US President Donald Trump and Senate Democratic leader Chuck Schumer have held eleventh-hour talks to avert a government shutdown.
The discussions came as Washington is locked in a partisan stalemate over politically fraught legislation to protect about 700,000 younger immigrants from being deported.
Republicans and Democrats in Congress and the White House traded blame for the possible shutdown with just hours remaining before the midnight deadline. Mr Trump phoned the New York senator to invite him to the White House to try to reach an accord.
Democrats in the Senate have served notice that they will filibuster a four-week, government-wide funding bill that cleared the House on Thursday evening. That could expose them to charges that they are responsible for a shutdown, but they point the finger at Republicans instead.
"They're in charge," Mr Schumer said on Friday as he entered his office. "They're not talking to us. They're totally paralysed and inept. There's no one to negotiate with."

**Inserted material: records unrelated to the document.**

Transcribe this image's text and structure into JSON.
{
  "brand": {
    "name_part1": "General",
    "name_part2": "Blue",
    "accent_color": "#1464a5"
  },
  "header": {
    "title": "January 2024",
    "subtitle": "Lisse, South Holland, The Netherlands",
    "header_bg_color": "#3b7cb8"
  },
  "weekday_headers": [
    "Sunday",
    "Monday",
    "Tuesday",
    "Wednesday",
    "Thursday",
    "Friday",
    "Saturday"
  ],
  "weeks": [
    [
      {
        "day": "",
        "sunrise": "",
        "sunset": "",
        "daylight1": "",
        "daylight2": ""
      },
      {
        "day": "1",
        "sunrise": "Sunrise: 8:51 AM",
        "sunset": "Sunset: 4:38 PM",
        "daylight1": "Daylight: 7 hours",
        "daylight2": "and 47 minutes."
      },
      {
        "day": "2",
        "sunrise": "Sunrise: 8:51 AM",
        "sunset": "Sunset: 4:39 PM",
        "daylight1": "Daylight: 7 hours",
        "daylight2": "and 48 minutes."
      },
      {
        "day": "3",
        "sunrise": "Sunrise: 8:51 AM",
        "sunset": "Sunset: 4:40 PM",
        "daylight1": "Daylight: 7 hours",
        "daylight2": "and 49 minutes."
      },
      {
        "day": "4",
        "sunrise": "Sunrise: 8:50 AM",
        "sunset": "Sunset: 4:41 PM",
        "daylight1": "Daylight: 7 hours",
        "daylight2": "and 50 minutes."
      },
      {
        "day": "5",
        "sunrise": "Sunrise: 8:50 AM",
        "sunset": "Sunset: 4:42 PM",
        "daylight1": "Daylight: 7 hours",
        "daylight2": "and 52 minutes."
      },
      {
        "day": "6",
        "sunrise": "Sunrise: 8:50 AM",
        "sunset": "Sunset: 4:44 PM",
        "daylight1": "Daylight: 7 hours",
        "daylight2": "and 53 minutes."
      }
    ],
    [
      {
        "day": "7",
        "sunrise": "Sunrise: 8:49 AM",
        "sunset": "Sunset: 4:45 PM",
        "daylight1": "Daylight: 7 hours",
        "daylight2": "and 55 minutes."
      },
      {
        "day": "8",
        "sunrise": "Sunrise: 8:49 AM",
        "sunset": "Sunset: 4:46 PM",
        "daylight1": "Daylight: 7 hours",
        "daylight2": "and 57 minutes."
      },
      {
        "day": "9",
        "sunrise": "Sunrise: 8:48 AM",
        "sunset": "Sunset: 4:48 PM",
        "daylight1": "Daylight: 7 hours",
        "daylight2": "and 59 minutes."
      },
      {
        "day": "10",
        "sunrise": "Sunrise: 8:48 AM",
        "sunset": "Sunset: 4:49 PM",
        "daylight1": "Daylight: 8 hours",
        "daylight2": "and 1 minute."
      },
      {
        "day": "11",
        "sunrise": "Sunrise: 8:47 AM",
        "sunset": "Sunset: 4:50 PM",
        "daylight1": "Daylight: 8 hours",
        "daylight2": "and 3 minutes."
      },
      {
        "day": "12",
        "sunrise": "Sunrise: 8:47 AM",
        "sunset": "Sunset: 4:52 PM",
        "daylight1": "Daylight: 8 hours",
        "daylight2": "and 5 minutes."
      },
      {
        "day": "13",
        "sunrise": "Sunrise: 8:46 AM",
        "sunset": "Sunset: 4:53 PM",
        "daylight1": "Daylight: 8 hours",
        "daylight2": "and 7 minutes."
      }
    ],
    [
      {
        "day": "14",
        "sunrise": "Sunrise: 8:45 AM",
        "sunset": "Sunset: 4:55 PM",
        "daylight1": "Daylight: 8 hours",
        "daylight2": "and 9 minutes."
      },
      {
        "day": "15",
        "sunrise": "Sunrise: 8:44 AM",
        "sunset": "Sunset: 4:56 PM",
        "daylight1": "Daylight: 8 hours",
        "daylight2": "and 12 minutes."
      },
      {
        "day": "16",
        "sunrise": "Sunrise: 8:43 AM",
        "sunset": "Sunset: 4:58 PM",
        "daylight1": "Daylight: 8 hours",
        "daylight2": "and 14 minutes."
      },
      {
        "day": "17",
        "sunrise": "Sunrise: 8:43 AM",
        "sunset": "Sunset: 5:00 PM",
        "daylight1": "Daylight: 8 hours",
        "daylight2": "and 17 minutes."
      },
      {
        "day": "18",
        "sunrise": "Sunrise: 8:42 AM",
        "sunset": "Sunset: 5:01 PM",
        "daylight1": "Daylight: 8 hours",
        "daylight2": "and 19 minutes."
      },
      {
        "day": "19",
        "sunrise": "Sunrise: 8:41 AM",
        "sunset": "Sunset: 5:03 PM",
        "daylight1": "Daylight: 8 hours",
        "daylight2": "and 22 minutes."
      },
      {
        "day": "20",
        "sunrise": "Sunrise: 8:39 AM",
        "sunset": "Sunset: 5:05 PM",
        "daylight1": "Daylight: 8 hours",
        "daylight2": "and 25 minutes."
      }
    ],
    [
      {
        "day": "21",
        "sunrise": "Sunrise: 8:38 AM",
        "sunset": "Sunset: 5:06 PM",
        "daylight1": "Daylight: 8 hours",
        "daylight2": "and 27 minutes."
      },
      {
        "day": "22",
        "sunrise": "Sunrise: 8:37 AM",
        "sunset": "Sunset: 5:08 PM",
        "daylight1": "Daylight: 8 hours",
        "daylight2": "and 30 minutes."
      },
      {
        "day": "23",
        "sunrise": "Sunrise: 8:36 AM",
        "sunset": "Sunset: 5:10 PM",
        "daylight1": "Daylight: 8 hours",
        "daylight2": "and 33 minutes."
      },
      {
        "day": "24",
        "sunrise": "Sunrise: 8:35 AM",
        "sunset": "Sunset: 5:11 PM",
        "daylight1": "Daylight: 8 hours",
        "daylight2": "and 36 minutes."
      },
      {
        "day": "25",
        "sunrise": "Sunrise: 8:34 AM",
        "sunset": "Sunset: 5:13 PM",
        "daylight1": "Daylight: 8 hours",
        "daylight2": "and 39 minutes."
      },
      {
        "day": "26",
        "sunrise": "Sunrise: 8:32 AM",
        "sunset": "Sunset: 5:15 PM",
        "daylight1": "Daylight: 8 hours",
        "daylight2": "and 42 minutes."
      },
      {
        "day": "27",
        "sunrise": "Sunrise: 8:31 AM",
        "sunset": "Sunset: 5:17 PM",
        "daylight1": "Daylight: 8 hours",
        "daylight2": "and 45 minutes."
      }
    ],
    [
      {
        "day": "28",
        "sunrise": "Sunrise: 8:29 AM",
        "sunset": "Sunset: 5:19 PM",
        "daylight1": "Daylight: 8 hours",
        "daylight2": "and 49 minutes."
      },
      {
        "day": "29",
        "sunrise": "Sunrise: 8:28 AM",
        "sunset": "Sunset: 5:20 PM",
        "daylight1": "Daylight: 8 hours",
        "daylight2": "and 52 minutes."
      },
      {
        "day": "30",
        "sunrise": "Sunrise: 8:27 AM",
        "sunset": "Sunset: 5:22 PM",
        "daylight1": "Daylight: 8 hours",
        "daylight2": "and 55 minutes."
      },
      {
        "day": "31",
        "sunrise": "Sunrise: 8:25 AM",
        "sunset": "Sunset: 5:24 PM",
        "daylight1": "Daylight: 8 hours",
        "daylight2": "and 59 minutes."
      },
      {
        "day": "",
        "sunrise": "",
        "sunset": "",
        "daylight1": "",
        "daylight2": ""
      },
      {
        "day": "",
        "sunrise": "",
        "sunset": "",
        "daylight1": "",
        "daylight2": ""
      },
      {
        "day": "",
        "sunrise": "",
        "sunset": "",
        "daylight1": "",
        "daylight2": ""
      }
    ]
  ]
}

Republicans controlling the narrowly split chamber argue that it is the Democrats who are holding the government hostage over demands to protect "dreamer" immigrants brought to the country as children and now here illegally.
And the White House piled on, trying to paint the impending action as the "Schumer shutdown". But officials said the president has been working to avert one.
As a shutdown loomed, the White House said that Mr Trump would not leave for a planned weekend trip to Florida. The president had been set to leave on Friday afternoon to celebrate the one-year anniversary of his inauguration at his Palm Beach estate.
The impact of the potential shutdown on the planned trip by Mr Trump and much of his Cabinet to the World Economic Forum in Davos, Switzerland, next week was still undetermined.
Mr Trump entered the fray early on Friday morning, mentioning the House-approved bill on Twitter, adding: "Democrats are needed if it is to pass in the Senate - but they want illegal immigration and weak borders. Shutdown coming? We need more Republican victories in 2018!"
Mr Trump has given Congress until March 5 to save the Obama-era Deferred Action for Childhood Arrivals programme protecting young immigrants, so "there is absolutely no reason to tie those things together right now," budget director Mick Mulvaney said at the White House.
On Capitol Hill, senate majority leader Mitch McConnell, said he hoped to vote on the House-passed bill soon, and added that Americans at home would be watching to see "which senators make the patriotic decision" and which "vote to shove aside veterans, military families and vulnerable children to hold the entire country hostage... until we pass an immigration bill."
A Senate Republican aide said Mr McConnell was not attending the White House meeting because Mr Trump had only issued the invitation to Mr Schumer.
In the House, Republicans muscled the measure through on a mostly party-line 230-197 vote after making modest concessions to chamber conservatives and defence hawks.
The chamber backed away from a plan to adjourn for a one-week recess on Friday afternoon, meaning the Republican-controlled House could wait to see if a last-minute compromise would be reached requiring a new vote.
A test vote on a filibuster by Senate Democrats appeared likely before the shutdown deadline. Mr Schumer was rebuffed in an attempt to vote on Thursday night.
"We can't keep kicking the can down the road," said Mr Schumer, insisting on more urgency in talks on immigration. "In another month, we'll be right back here, at this moment, with the same web of problems at our feet, in no better position to solve them."
The short-term measure would be the fourth stopgap spending bill since the current budget year started in October. A pile of unfinished Capitol Hill business has been on hold, first as Republicans ironed out last autumn's tax bill and now as Democrats insist on progress on immigration.
Talks on a budget deal to ease tight spending limits on both the Pentagon and domestic agencies are on hold, as is progress on a huge 80 billion dollar-plus disaster aid bill.
House Republican leaders sweetened the pending stopgap measure with legislation to extend for six years a popular health care programme for children from low-income families and two-year delays in unpopular "Obamacare" taxes on medical devices and generous employer-provided health plans.